Henry T. Stanton was the editor for two early Maysville papers and contributed many articles to periodicals printed during the 1850s before becoming an Adjutant General under John C. Breckinridge and John Hunt Morgan of the Confederate Army. In the last years of his life, he devoted much of his time to writing poetry. In 1875, a man traveling through Maysville Kentucky asked Stanton to write for him “a poem that would draw tears from any audience.” The following is what he wrote...
The Moneyless Man
Is there no secret place on the face of the earth,
Where charity dwelleth, where virtue has birth?
Where bosoms in mercy and kindness will heave,
When the poor and the wretched shall ask and receive?
Is there no place at all where a knock from the poor
Will bring a kind angel to open the door?
Ah, search the wild world wherever you can,
There is no open door for a Moneyless Man!
Go look in yon hall where the chandelier’s light
Drives off with its splendor the darkness of night,
Where the rich-hanging velvet in shadowy fold
Sweeps gracefully down with its trimmings of gold,
And the mirrors of silver take up and renew,
In long lighted vistas, the ‘wildering view:
Go there! at the banquet, and find, if you can,
A welcoming smile for a Moneyless Man.
Go look in yon church of the cloud-reaching spire,
Which gives to the sun his same look of red fire,
Where the arches and columns are gorgeous within,
And the walls seem as pure as a soul without sin;
Walk down the long aisles, see the rich and the great
In the pomp and the pride of their worldly estate;
Walk down in your patches, and find, if you can,
Who opens a pew to a Moneyless Man!
Go, look in the banks, where Mammon has told
His hundreds and thousands of silver and gold;
Where, safe from the hands of the starving and poor,
Lies, pile upon pile, of the glittering ore!
Walk up to their counters-oh, there you may stay
Till your limbs grow old, till your hairs grow gray,
And you’ll find at the banks not one of the clan
With money to lend to a Moneyless Man!
Go look to yon judge, in his dark-flowing gown,
With the scales wherein law weigheth equity down,
Where he frowns on the weak and smiles on the strong,

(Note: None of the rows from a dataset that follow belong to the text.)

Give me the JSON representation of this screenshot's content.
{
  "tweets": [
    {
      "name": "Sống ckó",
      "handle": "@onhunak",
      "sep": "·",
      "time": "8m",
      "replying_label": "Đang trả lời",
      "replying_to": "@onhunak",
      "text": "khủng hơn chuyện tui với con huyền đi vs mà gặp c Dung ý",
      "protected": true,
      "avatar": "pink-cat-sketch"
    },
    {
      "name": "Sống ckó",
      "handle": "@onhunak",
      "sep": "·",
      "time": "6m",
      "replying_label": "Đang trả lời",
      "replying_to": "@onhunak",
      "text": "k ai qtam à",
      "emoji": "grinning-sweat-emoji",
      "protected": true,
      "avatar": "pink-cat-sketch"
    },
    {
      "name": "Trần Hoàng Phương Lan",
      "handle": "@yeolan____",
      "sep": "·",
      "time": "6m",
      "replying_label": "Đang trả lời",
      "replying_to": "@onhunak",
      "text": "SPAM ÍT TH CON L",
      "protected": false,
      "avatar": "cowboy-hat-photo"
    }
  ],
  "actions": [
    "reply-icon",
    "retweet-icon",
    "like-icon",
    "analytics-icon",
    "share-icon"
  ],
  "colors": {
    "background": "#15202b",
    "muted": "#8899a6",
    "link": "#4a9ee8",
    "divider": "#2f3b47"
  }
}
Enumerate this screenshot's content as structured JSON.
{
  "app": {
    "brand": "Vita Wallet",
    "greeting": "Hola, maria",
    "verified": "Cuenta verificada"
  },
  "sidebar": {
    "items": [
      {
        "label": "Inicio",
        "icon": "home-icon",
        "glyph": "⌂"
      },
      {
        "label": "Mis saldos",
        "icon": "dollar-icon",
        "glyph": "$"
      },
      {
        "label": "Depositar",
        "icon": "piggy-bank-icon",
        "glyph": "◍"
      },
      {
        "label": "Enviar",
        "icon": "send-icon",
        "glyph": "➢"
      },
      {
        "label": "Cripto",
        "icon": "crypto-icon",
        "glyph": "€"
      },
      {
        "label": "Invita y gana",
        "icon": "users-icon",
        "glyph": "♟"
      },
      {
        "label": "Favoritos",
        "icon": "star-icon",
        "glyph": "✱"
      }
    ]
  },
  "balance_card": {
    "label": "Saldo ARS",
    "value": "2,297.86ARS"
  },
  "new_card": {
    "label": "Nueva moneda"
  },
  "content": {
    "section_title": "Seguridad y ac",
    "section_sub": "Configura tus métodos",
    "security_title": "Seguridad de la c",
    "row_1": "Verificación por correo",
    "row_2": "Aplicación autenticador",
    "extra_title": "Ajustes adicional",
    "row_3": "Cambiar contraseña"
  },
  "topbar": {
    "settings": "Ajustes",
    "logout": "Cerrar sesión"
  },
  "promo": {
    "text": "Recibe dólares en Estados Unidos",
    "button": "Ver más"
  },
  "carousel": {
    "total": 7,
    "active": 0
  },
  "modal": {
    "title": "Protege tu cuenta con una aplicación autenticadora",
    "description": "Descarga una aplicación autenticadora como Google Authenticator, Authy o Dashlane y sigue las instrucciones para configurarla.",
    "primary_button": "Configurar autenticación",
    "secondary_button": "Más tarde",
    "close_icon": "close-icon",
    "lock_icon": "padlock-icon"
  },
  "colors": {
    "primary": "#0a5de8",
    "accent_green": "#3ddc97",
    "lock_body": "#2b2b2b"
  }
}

And punishes right whilst he justifies wrong;
Where juries their lips to the Bible have laid,
To render a verdict they’ve already made;
Go there, in the court-room, and find, if you can,
Any law for the cause of a Moneyless Man!
Then go to your hovel! no raven has fed
The wife who has suffered too long for her bread;
Kneel down by her pallet, and kiss the death-frost
From the lips of the angel your poverty lost;
Then turn in your agony upward to God,
And bless, while it smites you, the chastening rod,
And you’ll find, at the end of your life’s little span,
There’s a welcome above for a Moneyless Man!